Ed’s Ph.D. was on the absolute timing of the Crab Nebula pulsar, a rapidly spinning neutron star. His adviser was Dave Wilkinson, but Ed also worked quite closely with Bruce Partridge (professor of physics and astronomy emeritus, Haverford College) and Paul Boynton (professor of physics, University of Washington). The measurement was made at Princeton’s FitzRandolph Observatory near the athletic fields. The two primary goals were to establish a set of absolute time references for tests of Einstein’s general theory of relativity and to search for the emission of gravitational waves. It turned out that this particular pulsar was not stable enough and indeed had glitches, or star quakes, a discovery on its own. (In 1974, Princeton’s Russell Hulse and Joseph Taylor, then at the University of Massachusetts–Amherst, discovered the famous binary pulsar. They used it measure the emission of gravitational radiation, for which they shared the Nobel Prize in 1993.) The Crab pulsar measurement was state of the art. It blended high-speed electronics with fancy algorithms for taking Fourier transforms of long sections of data.
In 1971, Ed and his colleagues wrote a paper with Paul Horowitz of Harvard and many other colleagues on comparing the pulse arrival times of the Crab as determined by four different observatories. They all agreed. They could have no idea that many years later, starting in 1999, Ed, Paul Horowitz, Dave Wilkinson, and Norm Jarosik would collaborate on comparing the arrival times of pulses. At this later date, though, the group—part of “Optical SETI,” the optical search for extraterrestial intelligence—was looking for possible optical signals sent to us from an advanced civilization. To many, it makes more sense for an extraterrestrial to send signals at visible as opposed to radio wavelengths. Needless to say, they did not find extraterrestrial signals correlated between observatories but it did lead to a revival of the FitzRandolph Observatory that included many local amateur astronomers.
Around the same time in the 1970s, Ed and Jim Peebles began a program to make cosmological N-body simulations in which galaxies containing billons of stars are treated as massive though point-like particles that interact gravitationally. This is now a huge field of study.
In the mid-1970s, Ed began to work with Jim Peebles and other colleagues on characterizing the spatial distribution of galaxies as determined by large astronomical surveys. The research continued through the late 1980s. With Bernie Siebers and Mike Seldner, they made large-scale maps of the Lick Observatory’s galaxy catalog of Donald Shane and Carl Wirtanen. A version of this appeared on the inside back cover of Stewart Brand’s The Next Whole Earth Catalog. Such surveys are now a major scientific endeavor. For example, large swaths of sky have been mapped with exquisite accuracy and depth by the Sloan Digital Sky Survey.

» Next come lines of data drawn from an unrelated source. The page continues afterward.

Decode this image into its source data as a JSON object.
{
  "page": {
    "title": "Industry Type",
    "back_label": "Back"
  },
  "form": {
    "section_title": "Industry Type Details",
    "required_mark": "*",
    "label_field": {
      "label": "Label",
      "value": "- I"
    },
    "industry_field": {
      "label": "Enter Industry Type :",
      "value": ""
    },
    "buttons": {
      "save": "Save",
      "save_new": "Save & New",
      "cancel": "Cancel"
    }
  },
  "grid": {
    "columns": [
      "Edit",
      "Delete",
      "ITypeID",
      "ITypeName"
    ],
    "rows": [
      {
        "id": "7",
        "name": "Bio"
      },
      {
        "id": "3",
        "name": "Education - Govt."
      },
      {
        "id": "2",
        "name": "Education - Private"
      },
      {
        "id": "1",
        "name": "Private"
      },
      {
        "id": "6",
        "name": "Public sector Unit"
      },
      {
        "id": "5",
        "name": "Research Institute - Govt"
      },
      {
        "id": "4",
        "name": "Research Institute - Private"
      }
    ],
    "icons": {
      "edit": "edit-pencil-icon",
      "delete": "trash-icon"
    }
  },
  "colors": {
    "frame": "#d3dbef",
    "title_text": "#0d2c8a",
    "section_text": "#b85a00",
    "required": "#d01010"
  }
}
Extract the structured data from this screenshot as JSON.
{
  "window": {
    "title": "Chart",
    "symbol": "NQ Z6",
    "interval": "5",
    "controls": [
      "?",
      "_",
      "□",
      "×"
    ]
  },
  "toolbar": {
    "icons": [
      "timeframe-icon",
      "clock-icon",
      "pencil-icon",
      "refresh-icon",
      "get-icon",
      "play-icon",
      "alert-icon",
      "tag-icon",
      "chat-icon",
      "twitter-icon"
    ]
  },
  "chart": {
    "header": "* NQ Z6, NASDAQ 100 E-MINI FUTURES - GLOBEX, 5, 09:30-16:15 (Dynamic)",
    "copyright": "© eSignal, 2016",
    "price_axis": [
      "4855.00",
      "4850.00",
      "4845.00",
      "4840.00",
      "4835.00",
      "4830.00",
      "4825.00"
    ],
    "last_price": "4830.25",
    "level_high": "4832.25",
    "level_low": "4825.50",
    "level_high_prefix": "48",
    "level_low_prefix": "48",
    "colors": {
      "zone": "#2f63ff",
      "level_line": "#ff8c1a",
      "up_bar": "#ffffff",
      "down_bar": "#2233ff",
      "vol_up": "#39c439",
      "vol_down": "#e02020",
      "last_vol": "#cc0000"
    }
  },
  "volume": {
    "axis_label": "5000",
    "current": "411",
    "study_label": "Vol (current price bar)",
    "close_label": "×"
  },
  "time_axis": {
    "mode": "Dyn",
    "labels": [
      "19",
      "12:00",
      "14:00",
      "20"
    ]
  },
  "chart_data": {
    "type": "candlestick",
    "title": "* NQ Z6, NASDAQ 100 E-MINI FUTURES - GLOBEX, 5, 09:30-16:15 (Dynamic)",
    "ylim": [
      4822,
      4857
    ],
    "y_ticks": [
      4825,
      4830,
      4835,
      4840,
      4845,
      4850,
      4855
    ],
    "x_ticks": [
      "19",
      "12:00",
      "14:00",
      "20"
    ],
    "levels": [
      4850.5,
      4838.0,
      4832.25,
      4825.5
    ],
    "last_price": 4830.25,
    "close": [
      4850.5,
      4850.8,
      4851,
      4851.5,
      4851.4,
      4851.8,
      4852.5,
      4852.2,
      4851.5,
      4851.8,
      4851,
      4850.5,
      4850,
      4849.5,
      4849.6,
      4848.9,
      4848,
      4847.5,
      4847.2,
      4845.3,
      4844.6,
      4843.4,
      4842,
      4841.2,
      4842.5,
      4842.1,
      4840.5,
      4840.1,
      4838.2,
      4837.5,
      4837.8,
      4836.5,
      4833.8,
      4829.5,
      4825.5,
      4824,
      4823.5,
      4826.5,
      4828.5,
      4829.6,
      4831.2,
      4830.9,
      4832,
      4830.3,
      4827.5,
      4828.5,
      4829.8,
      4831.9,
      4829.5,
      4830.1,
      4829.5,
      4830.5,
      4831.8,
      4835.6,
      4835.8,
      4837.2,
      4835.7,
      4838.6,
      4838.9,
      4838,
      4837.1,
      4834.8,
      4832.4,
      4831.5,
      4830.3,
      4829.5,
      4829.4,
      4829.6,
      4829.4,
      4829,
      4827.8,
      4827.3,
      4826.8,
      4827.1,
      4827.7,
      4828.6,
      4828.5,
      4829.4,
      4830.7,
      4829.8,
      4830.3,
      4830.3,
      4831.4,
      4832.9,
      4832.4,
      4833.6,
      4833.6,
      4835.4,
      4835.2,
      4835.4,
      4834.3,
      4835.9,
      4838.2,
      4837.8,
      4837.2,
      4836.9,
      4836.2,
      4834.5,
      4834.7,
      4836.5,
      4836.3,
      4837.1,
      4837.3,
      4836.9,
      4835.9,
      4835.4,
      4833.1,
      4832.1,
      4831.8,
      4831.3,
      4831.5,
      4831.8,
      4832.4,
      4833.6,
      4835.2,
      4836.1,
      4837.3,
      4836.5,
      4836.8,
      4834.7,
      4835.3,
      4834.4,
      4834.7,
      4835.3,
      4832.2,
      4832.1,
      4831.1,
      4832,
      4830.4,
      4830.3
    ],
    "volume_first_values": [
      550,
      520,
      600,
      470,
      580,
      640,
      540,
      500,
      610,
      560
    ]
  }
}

In the late 1970s, Ed was selected as the data and operations team leader for what became the Hubble Space Telescope. After launch in 1990, he was appointed the deputy principal investigator for the Wide Field and Planetary Camera and became one of the core group of people figuring out Hubble’s initial difficulties. He designed a survey of the sky that is now called the “Extended Groth Strip.” It’s located just off the end of the handle of the Big Dipper. Some 50,000 galaxies have been identified in the strip, and many astronomers are studying what can be inferred from them about how galaxies formed.
In an early analysis of the Groth Strip, Ed, his student Jason Rhodes, and colleague Alexandre Refregier made the first space-based detection of the “weak gravitational lensing” of galaxies. This is an effect in which images of distant galaxies are distorted a small amount, or “lensed,” by large concentrations of mass between us and the galaxies. To understand the effect, one needs the general theory of relativity. There are now proposals for satellite missions that have a major component dedicated to measuring just the lensing signal Ed and colleagues detected.
Ed freely shared the fruits of his labors and expected others to do so. He was a widely respected computer programming whiz. He wrote one of the early plotting packages, GPLOT, for the Fortran programming language and made it freely available. He designed fonts before they were commonly available. He was instrumental in starting the digital archive for the Hubble Space Telescope as recalled by Tod Lauer at a recent celebration, and he wrote some of the first programs to deconvolve the initial distorted Hubble images. Ed was in the vanguard of scientific computation and kept the Princeton group ahead of the competition for years.
Behind a sometimes gruff exterior, he was quick to help anyone at any level most anytime. After a heart attack, Ed became an avid bicyclist. In addition to his frequent multiday rides, he organizes two bike trips for his colleagues in the department. He is an avid softball player and known to friends as “the Babe Ruth of the Degenerate Neutron Stars.”